In order to make this argument, Taubes shows how he thinks public health officials got it wrong, leading them to effectively recommend that we eat more carbohydrates (we're replacing the fat we stopped eating with something, usually carbohydrates). This is perhaps the most fascinating part of the book. Taubes documents how a hypothesis (fat raises cholesterol causes heart disease and obesity) that was based primarily on epidemiological studies became the basis of the recommended diet in the United States (and elsewhere in the world). In the tale that Taubes tells, this wasn't because this hypothesis was rigorously tested. The studies designed to test the cholesterol hypothesis were inconclusive. Instead, this was a battle of personalities, with careers and reputations at stake.
Taubes then reviews over a century of research. In doing so, he make a compelling and convincing defence of the carbohydrate hypothesis.
While the book is an impressive work, I had a two small issues with it.
The first is that Taubes effectively portrays some of the scientists mentioned in the book as the villains of the piece. This is not a dispassionate book, and you will leave with an unfavorable impression of a number of scientists.Read more ›
Most Recent Customer Reviews
everything you wanted too know about fat,carbs and calories but were afraid to ask is in this book,it's like a novel a very long read.Published 8 months ago by D Mac
Best book I've read on food, carbs etc. I like the way he objectively goes through the science. Has really made me think about the food I eat.Published 17 months ago by Gareth
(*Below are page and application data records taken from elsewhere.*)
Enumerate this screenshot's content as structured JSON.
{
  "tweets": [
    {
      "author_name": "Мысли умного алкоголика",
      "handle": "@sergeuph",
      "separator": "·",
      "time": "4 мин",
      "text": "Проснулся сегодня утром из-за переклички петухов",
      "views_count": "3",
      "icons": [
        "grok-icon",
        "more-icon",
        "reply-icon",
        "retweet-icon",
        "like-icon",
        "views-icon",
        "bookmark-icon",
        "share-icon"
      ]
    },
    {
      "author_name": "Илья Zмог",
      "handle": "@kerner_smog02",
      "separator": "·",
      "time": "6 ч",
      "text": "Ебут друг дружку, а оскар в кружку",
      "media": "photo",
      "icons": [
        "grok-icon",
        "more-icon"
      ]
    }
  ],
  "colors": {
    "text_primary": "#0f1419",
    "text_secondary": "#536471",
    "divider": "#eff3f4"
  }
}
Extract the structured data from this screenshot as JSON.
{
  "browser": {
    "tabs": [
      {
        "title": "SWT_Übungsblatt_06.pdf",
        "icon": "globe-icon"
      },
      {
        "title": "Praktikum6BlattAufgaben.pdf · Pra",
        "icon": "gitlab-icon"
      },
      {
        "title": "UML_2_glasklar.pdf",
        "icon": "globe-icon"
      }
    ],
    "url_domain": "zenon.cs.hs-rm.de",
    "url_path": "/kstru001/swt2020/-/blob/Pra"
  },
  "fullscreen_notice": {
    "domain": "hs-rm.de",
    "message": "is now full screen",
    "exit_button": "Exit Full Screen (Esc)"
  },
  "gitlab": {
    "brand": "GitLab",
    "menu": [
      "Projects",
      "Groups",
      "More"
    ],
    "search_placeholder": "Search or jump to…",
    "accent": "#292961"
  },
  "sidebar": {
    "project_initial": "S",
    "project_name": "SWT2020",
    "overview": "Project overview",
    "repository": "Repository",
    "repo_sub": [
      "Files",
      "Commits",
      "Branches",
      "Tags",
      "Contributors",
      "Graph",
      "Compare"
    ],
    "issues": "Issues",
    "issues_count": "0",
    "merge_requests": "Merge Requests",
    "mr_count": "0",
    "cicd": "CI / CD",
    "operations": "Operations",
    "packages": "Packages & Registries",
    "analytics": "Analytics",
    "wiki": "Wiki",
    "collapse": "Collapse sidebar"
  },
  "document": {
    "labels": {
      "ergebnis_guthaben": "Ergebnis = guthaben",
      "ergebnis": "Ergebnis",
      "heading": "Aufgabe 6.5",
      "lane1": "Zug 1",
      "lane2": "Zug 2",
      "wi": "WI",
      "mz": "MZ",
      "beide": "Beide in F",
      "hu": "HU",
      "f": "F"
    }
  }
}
This is probably the most significant dietary book for a generation. A must-readPublished 18 months ago by Philip Dixon